• _Exercise prompt_: Copy exactly the stretch of lines from the one holding "Parse this screenshot: output" through the last line of the data below, inclusive. Leave out pictures.

• _Interface dataset entries_:
↓
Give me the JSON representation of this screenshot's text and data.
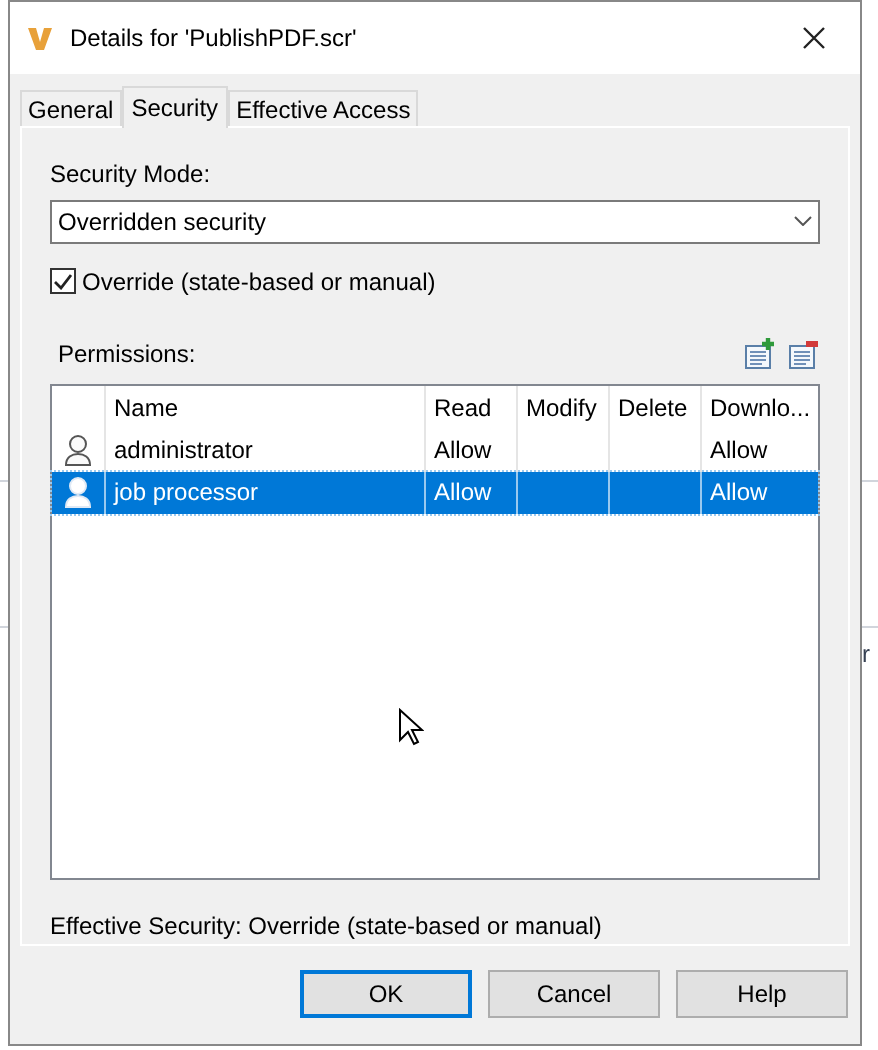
{
  "window": {
    "title": "Details for 'PublishPDF.scr'"
  },
  "background_text": "r",
  "tabs": [
    {
      "label": "General",
      "selected": false
    },
    {
      "label": "Security",
      "selected": true
    },
    {
      "label": "Effective Access",
      "selected": false
    }
  ],
  "security_mode": {
    "label": "Security Mode:",
    "value": "Overridden security"
  },
  "override": {
    "label": "Override (state-based or manual)",
    "checked": true
  },
  "permissions": {
    "label": "Permissions:",
    "columns": [
      "Name",
      "Read",
      "Modify",
      "Delete",
      "Downlo..."
    ],
    "rows": [
      {
        "cells": [
          "administrator",
          "Allow",
          "",
          "",
          "Allow"
        ],
        "selected": false
      },
      {
        "cells": [
          "job processor",
          "Allow",
          "",
          "",
          "Allow"
        ],
        "selected": true
      }
    ]
  },
  "effective_security": "Effective Security: Override (state-based or manual)",
  "buttons": [
    {
      "label": "OK",
      "default": true
    },
    {
      "label": "Cancel",
      "default": false
    },
    {
      "label": "Help",
      "default": false
    }
  ]
}
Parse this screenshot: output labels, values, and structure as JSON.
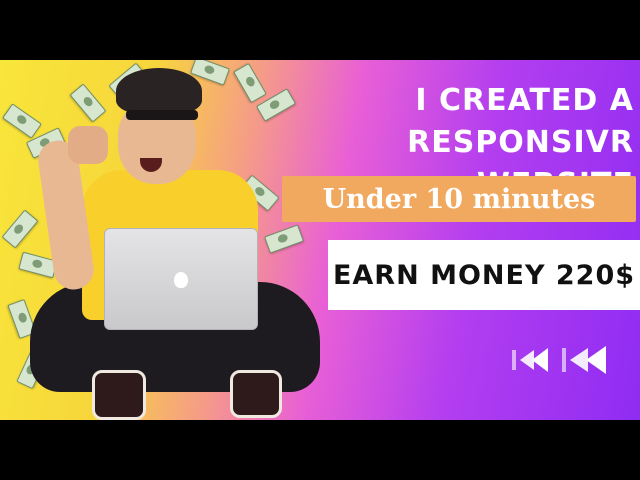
{
  "headline": {
    "line1": "I CREATED A",
    "line2": "RESPONSIVR WEBSITE"
  },
  "subheadline": "Under 10 minutes",
  "earn_label": "EARN MONEY 220$",
  "icons": {
    "arrows": "double-rewind-arrows-icon",
    "laptop_logo": "apple-logo-icon",
    "money": "dollar-bill-icon"
  },
  "colors": {
    "gradient_start": "#f8e63a",
    "gradient_mid": "#e85fd6",
    "gradient_end": "#8f2cf2",
    "pill": "#f1a95f",
    "shirt": "#f9cf2b"
  }
}
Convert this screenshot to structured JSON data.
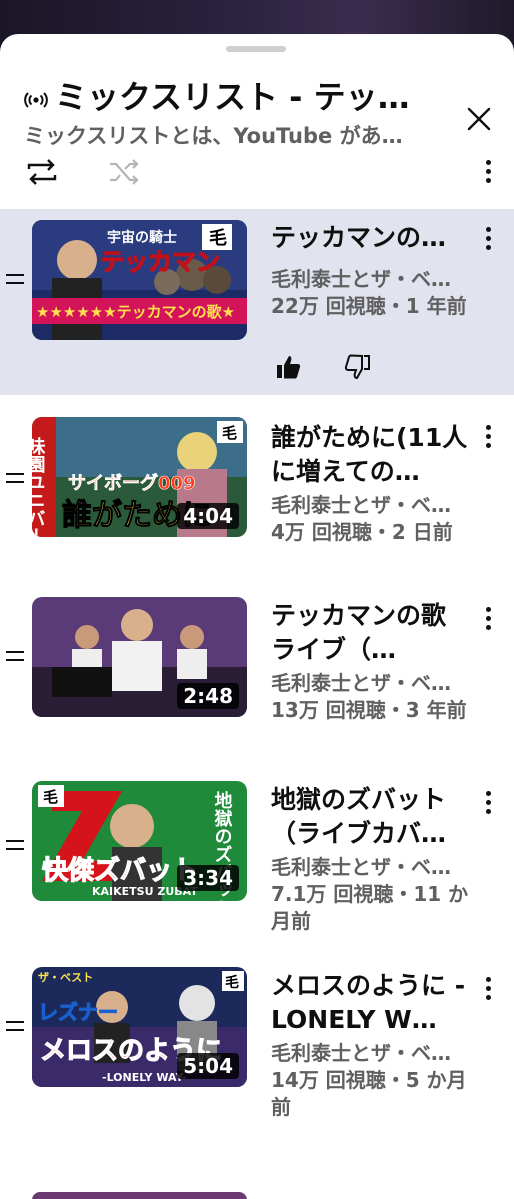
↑
• _Answer space_:
Parse this screenshot: output labels, values, and structure as JSON.
{
  "headline": {
    "line1": "I CREATED A",
    "line2": "RESPONSIVR WEBSITE"
  },
  "subheadline": "Under 10 minutes",
  "earn_label": "EARN MONEY 220$",
  "icons": {
    "arrows": "double-rewind-arrows-icon",
    "laptop_logo": "apple-logo-icon",
    "money": "dollar-bill-icon"
  },
  "colors": {
    "gradient_start": "#f8e63a",
    "gradient_mid": "#e85fd6",
    "gradient_end": "#8f2cf2",
    "pill": "#f1a95f",
    "shirt": "#f9cf2b"
  }
}
Convert this screenshot to structured JSON data.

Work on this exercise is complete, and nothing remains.